Allegories of a Hidden Landscape: Art Exhibition of Recent Work by Local Artist, Homero Herrera Chez
September 7th, 2013 - November 2nd, 2013
An allegory, by definition, is a story, poem or picture that can be interpreted to reveal a hidden meaning, often with a moral or political view. It represents an abstract idea or principle using characters, figures or events in a narrative, dramatic or pictorial form.
As a recent immigrant, coming from the Dominican Republic, Homero Herrera Chez had to adapt to a different life, a new way. The pieces in Allegories of a Hidden Landscape depict how Cabeza de Chivo (Goat Head) copes and adapts with living in its new surroundings. ”I developed Cabeza de Chivo using the island of Hispaniola’s silhouette as a re-affirmation of my identity; my place of origin. The elements of flora and fauna are incorporated to represent my Caribbean roots.”
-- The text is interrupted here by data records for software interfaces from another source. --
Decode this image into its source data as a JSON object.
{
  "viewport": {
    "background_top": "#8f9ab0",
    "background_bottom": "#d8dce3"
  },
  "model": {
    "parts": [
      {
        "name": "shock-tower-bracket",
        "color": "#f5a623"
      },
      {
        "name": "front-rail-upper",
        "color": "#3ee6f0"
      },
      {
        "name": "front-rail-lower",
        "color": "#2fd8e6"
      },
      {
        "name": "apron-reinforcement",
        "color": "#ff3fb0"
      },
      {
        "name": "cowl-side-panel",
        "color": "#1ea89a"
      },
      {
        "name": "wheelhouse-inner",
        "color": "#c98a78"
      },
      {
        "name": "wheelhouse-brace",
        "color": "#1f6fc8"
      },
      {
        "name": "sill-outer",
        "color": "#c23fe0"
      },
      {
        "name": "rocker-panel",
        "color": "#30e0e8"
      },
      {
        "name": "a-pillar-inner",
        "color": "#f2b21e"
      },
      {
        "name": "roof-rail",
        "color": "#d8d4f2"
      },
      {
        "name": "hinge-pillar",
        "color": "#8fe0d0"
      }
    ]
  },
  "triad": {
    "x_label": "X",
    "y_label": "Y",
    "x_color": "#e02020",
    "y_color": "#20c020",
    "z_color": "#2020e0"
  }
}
In Allegories, the use of the island plays a pivotal role in describing the feelings of restriction, isolation and limitations that its geographical boundaries impose. Furthermore, the island is the vehicle to explore the relationships of its inhabitants internally and with the outside world.
Homero Herrera Chez was born in Santiago, Dominican Republic. He achieved a Bachelor’s degree in Fine Arts and Illustration from Altos de Chavón. Herrera Chez has been an art and fashion teacher at the Laie School of Fashion, Centro Cultural Dominico-Americano and the School of Arts and Technical Studies. He illustrated didactic children’s books and software for a USAID sponsored program at Pontificia Universidad Católica Madre y Maestra (PUCMM); and has been a facilitator for Centro Leon.
Herrera Chez has participated in numerous individual and group exhibits, as well as biennials and art contests. His work has been exhibited at Museum of Modern Art in Santo Domingo, ICA Fair and Wagner College’s Spotlight Gallery. Currently Homero resides in New York City and works as a printmaker.